The time they spend chasing late stage opportunities that are poorly qualified takes them away from working the early stages more effectively: hunting, qualifying and consultatively selling.

This Dave Kurlan article validates this concept and he has the number to prove it!

Enjoy!

Top 20 Reasons Are Key to Boosting Sales

Many of the company leaders I work with had recognized sales was the constraint – or roadblock – in their business. They didn’t know why that was, or what to do about it. They were looking for answers and a clear, defined plan.

The Dave Kurlan article I’m featuring this month is about the current popularity of data analytics, and his “Top 20 Reasons Why Data May Not be the Key to Boosting Sales” is directly related to the company leaders I work with.

I spoke with a client this morning who is “getting it”. They have access to great data to run the operations and financial side of their business but lacked foundational information on sales. This company has plans to grow to nearly 30 salespeople yet, in the past, haven’t been able to effective manage 8. Performance was poor, margins low and turnover excessive.

They now have some of the 20 basics (you’ll see more in Dave’s article), like a defined sales process with clear, defined sales plans for their people and conversion ratios from first contact to closing. They are actively working on these:

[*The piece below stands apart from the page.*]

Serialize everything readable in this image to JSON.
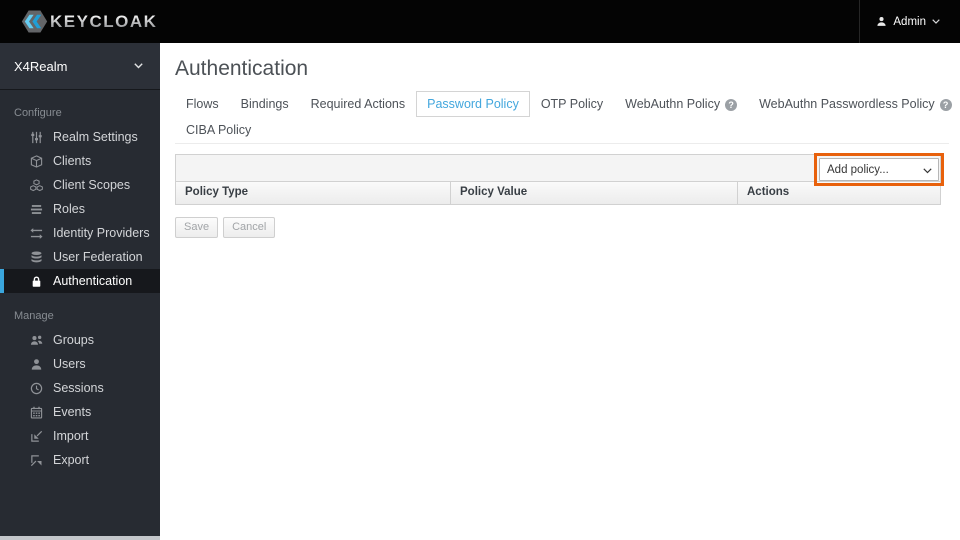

  1. Better sales selection
  2. More effective Sales coaching
  3. More complete On Boarding of new salespeople

It is not unusual for leaders to look for a magic bullet to improve sales. They might grasp for the latest sales tool they hear about from an email or social media post, or from Harvard Business Review (Not a great source for small to mid-sized companies).

Data is important, and this article will help you understand which data you should be collecting and analyzing.

Enjoy!

Why Salespeople Struggle to Become Great Sales Managers

In our evaluations of sales organizations, we assess sales people, their managers and the company systems and process that support sales. We find answers to questions like:

  • How Does Sales Leadership Impact Your Sales Force?
  • Can You Improve Your Sales Culture?
  • Are You Being Consistent with Your Sales Process?
  • Why Aren’t You Generating More New Business?
  • Is Your Ramp-Up of New Salespeople Fast Enough?
  • Can You Improve Your Pipeline and Forecasting Accuracy?
  • Who Can Become More Effective in Their Roles?

These particular questions reflect on sales management: if there are problems here, there are problems with sales management.

Several times over the past 16 years, after we evaluated a sales organization, the manager asked to be moved back into sales.

Why?

Selling skills and sales management skill are different. The things that make a great sales person are not always those that make a great sales manager. It is not unusual for a sales manager to want their work life to be simpler, have to potential to make more money and not have to deal with other salespeople!

The best sales managers I have known want to mentor and grow people, are lifelong learners, can handle detail and have a desire to grow professionally.

To understand why some sales managers fail, check out this Dave Kurlan article. He provides a short list of the reasons new managers struggle and what to do about them

7 Reasons Why Salespeople Underperform and How Sales Leaders Can Coach Them Up

The business owners I speak with often want to know why their people aren’t hitting their numbers. My over simplified response is that salespeople don’t reach quota for two reasons: they don’t know what to do (they need training), or they know what to do but can’t or won’t do it (they need coaching).

While those two areas are key, and have to do with the salesperson involved, there are 5 other reasons that should be considered:

  • Initial Selection
  • On Boarding
  • Messaging
  • Sales DNA
  • Sales Process

These 7 reasons involve management stepping up and being proactive in helping salespeople become more effective. If your salespeople aren’t succeeding, check the mirror!

This Dave Kurlan article defines these terms and provides ideas on how to understand strategies for salespeople and management to hit the sales numbers the company requires.